[What to do]
Every line of the material below that holds the string "Instantánea" should be copied.

──────────

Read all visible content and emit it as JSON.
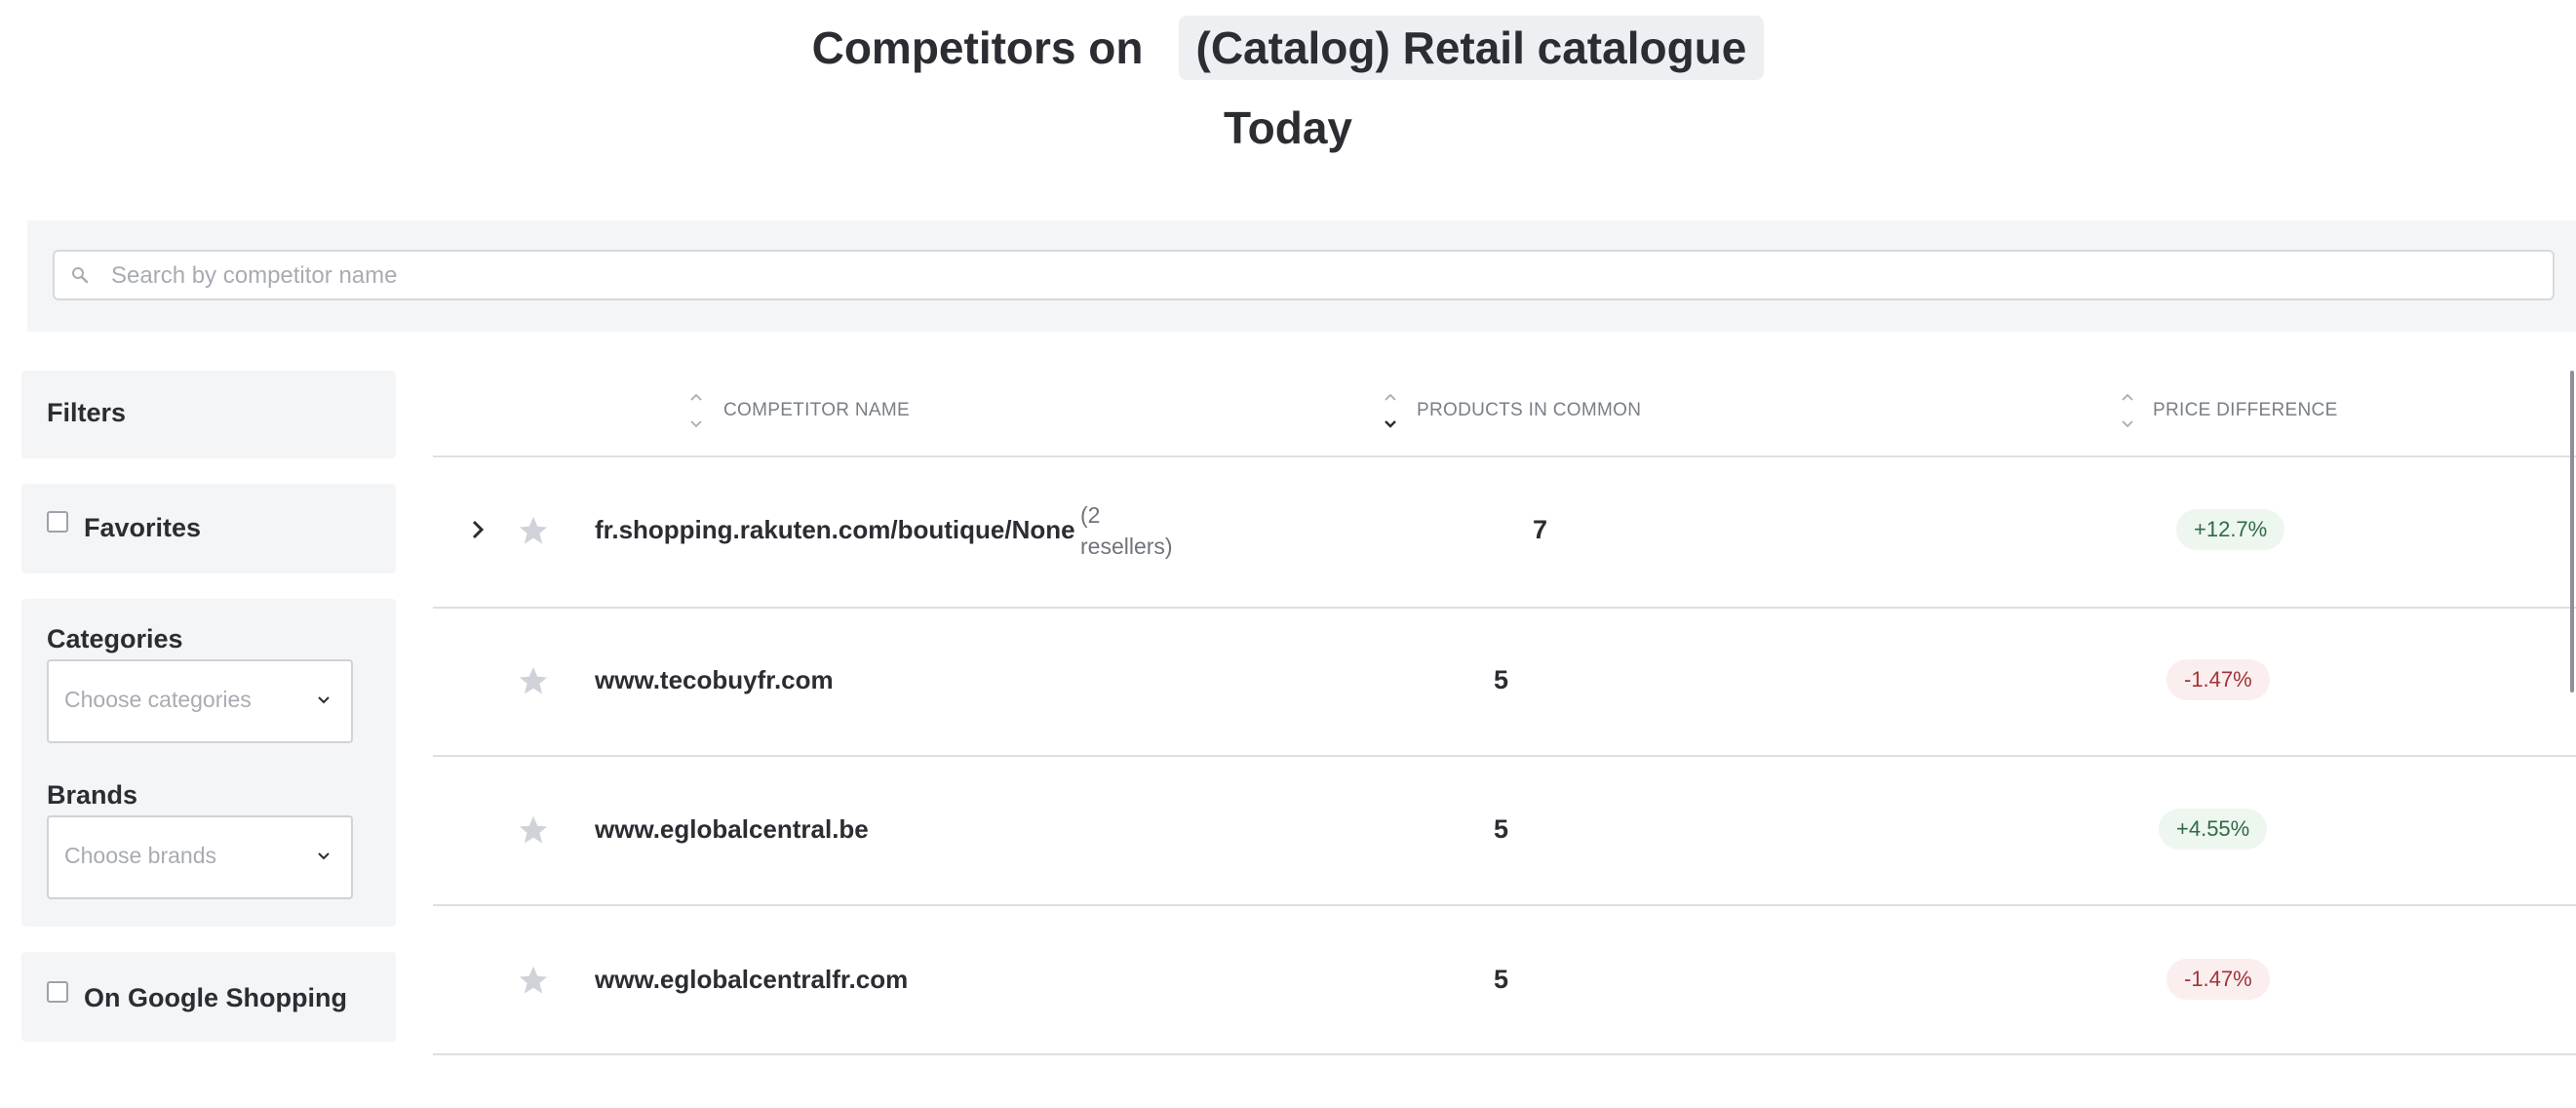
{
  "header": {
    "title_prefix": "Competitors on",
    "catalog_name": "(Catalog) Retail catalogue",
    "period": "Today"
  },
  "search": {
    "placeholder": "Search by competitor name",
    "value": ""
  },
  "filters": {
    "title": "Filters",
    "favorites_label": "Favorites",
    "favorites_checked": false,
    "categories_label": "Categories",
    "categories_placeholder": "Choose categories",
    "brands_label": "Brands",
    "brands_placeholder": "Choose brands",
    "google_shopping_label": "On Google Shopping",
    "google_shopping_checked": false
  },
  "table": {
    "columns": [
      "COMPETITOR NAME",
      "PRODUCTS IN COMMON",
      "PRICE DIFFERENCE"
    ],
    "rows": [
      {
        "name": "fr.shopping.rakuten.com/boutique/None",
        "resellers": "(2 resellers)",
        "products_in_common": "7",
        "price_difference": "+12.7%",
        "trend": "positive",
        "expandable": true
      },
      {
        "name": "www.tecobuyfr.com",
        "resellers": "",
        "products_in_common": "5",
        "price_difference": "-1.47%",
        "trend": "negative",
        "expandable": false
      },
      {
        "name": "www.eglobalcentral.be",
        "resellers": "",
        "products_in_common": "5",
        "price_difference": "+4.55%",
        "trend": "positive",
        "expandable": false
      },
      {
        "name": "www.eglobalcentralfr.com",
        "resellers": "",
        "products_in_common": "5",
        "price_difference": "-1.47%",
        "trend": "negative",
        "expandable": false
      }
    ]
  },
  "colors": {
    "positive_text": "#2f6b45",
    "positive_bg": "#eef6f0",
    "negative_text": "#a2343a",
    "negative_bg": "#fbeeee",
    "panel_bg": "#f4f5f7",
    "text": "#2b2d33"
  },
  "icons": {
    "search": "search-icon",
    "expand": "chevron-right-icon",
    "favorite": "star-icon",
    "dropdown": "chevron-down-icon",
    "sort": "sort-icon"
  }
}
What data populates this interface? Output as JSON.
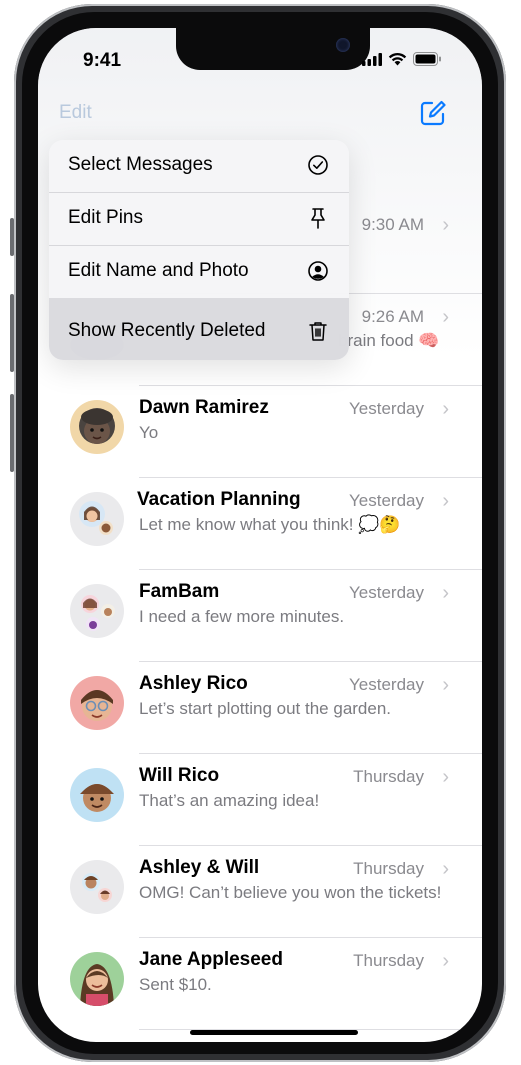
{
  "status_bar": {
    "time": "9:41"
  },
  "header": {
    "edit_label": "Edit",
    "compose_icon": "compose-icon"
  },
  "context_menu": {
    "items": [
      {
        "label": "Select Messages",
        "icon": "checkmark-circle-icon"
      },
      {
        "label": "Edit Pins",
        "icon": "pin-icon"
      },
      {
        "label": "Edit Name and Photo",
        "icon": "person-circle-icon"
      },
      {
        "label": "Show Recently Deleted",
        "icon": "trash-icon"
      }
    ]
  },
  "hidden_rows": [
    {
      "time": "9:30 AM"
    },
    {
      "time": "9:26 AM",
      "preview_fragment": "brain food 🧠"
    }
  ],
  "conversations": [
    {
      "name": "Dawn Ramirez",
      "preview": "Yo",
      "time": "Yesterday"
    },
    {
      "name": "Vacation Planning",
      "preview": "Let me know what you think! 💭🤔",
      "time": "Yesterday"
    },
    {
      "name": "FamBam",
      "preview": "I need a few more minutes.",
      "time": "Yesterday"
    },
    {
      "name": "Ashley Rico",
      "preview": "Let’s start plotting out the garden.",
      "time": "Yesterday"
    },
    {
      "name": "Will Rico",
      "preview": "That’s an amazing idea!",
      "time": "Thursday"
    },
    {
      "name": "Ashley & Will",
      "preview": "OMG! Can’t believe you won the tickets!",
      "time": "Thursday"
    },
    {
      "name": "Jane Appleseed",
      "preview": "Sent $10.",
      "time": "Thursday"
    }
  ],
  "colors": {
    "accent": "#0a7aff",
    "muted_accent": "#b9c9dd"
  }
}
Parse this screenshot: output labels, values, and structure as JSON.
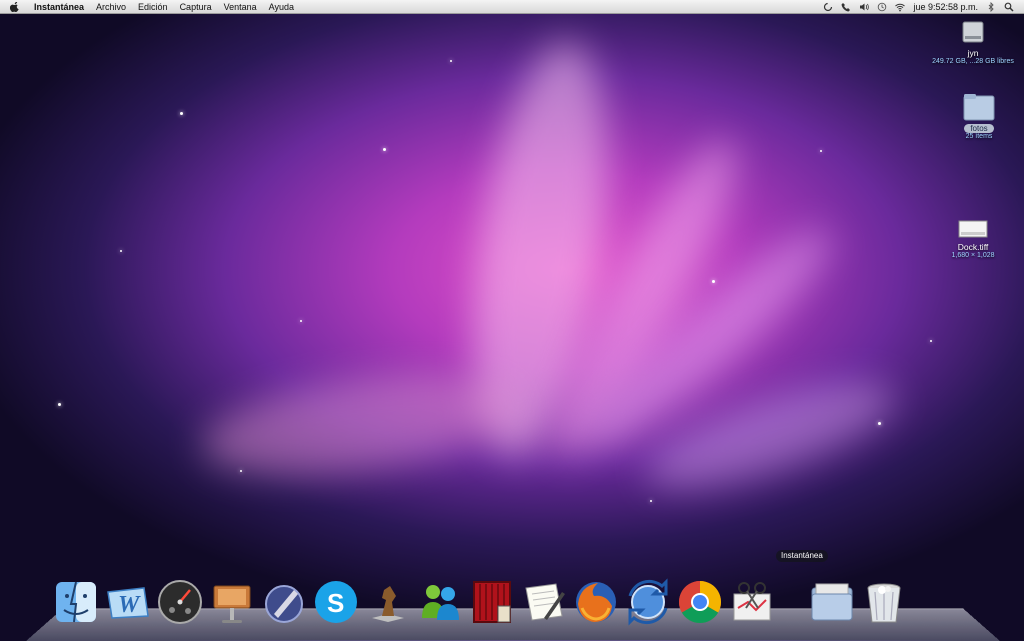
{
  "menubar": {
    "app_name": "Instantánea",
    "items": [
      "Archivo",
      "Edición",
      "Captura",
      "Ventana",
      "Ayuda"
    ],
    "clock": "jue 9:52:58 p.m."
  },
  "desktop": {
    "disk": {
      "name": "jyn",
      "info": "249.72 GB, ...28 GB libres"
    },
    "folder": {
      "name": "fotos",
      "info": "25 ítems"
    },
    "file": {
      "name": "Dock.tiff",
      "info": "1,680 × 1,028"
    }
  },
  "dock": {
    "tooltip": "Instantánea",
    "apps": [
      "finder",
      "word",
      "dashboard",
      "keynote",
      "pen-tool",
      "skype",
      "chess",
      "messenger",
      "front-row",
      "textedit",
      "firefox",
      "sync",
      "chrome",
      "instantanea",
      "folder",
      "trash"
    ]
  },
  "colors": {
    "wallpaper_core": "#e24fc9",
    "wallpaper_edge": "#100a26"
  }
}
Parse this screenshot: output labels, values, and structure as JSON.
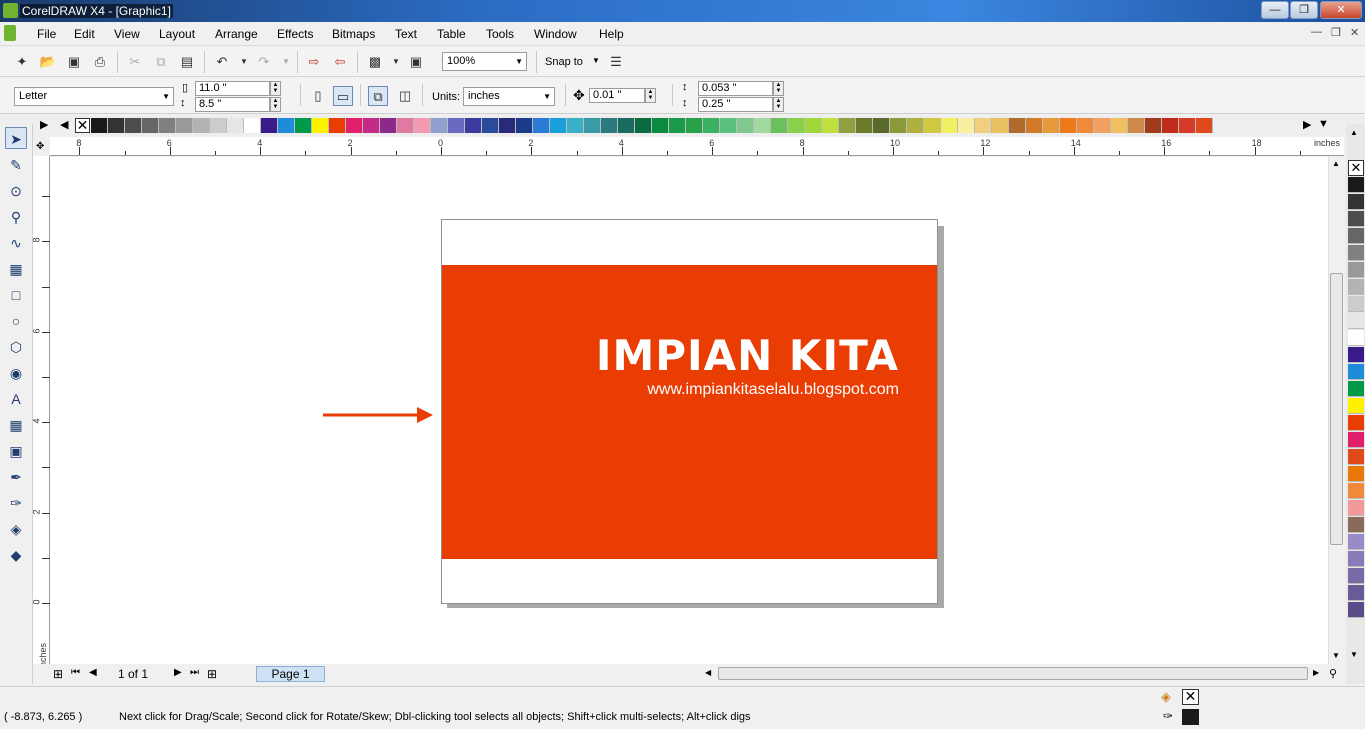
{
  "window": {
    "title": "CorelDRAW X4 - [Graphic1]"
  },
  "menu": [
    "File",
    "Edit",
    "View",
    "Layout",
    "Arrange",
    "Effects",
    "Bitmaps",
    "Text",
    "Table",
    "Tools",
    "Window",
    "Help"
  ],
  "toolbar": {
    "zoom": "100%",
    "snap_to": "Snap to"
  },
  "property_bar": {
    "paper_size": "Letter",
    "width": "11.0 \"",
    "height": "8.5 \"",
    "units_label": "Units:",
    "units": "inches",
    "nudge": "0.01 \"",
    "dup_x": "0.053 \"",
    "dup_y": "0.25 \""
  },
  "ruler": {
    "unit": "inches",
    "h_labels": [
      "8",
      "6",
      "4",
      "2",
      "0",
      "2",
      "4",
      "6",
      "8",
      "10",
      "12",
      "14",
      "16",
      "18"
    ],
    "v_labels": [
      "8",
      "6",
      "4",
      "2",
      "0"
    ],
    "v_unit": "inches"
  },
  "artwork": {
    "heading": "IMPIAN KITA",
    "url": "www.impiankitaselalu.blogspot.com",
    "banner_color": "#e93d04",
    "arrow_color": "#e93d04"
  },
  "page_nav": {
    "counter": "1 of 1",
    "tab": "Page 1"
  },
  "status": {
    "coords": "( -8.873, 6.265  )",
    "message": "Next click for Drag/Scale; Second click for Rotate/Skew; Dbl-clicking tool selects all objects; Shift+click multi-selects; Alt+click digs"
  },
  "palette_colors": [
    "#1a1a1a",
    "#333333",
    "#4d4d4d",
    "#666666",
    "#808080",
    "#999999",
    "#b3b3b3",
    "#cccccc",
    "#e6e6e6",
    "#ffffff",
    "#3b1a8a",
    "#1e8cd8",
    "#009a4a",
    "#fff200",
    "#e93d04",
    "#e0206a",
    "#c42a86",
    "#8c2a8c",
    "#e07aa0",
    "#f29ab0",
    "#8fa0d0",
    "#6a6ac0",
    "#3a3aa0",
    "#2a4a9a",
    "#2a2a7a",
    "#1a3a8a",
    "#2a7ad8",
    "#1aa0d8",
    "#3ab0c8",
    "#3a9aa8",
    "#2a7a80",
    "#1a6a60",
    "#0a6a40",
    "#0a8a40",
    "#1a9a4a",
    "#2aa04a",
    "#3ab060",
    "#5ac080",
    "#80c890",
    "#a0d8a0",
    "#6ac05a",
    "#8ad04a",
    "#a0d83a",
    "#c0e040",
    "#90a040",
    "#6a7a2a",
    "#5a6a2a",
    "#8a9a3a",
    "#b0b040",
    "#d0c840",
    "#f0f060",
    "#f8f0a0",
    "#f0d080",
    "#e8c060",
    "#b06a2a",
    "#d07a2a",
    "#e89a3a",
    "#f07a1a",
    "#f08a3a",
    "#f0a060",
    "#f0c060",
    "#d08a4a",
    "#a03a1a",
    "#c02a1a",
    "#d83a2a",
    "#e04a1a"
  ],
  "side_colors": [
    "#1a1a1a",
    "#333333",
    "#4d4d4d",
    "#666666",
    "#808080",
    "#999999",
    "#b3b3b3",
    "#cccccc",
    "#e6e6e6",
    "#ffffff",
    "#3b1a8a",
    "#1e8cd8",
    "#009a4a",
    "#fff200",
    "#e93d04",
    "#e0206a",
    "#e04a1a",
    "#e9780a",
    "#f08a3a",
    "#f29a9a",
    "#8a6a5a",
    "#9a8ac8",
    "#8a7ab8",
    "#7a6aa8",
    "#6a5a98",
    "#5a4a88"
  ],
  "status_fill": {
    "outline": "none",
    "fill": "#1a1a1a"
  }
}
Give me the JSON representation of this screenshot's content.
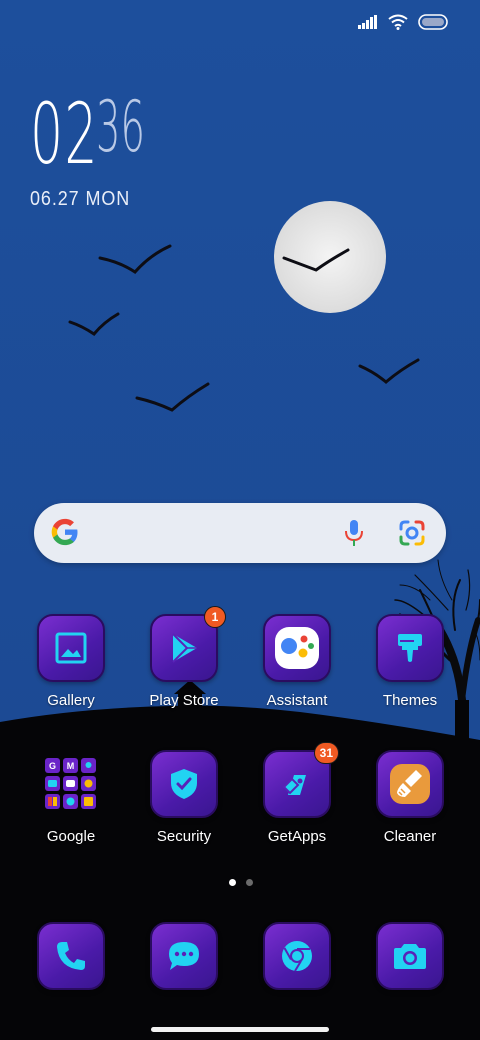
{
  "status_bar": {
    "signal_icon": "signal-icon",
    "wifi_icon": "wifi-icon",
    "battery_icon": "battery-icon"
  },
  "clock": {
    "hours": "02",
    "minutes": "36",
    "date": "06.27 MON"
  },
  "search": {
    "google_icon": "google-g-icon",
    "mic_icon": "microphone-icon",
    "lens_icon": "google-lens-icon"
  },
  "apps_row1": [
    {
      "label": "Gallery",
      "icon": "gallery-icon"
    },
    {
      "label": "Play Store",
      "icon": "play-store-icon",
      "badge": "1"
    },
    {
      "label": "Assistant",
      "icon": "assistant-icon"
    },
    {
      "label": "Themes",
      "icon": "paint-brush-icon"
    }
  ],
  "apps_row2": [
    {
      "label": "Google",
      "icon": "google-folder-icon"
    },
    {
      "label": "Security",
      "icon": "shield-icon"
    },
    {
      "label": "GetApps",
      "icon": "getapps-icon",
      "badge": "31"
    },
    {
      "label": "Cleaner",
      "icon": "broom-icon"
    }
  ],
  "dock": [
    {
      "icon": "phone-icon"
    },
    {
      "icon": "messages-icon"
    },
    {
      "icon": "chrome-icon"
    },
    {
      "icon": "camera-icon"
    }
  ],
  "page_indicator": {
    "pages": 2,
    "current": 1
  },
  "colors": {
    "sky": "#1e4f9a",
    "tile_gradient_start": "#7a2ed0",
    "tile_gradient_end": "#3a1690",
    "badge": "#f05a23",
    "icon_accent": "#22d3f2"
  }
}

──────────

[Output for this task]
    "app_name": "Instantánea",
    "tooltip": "Instantánea",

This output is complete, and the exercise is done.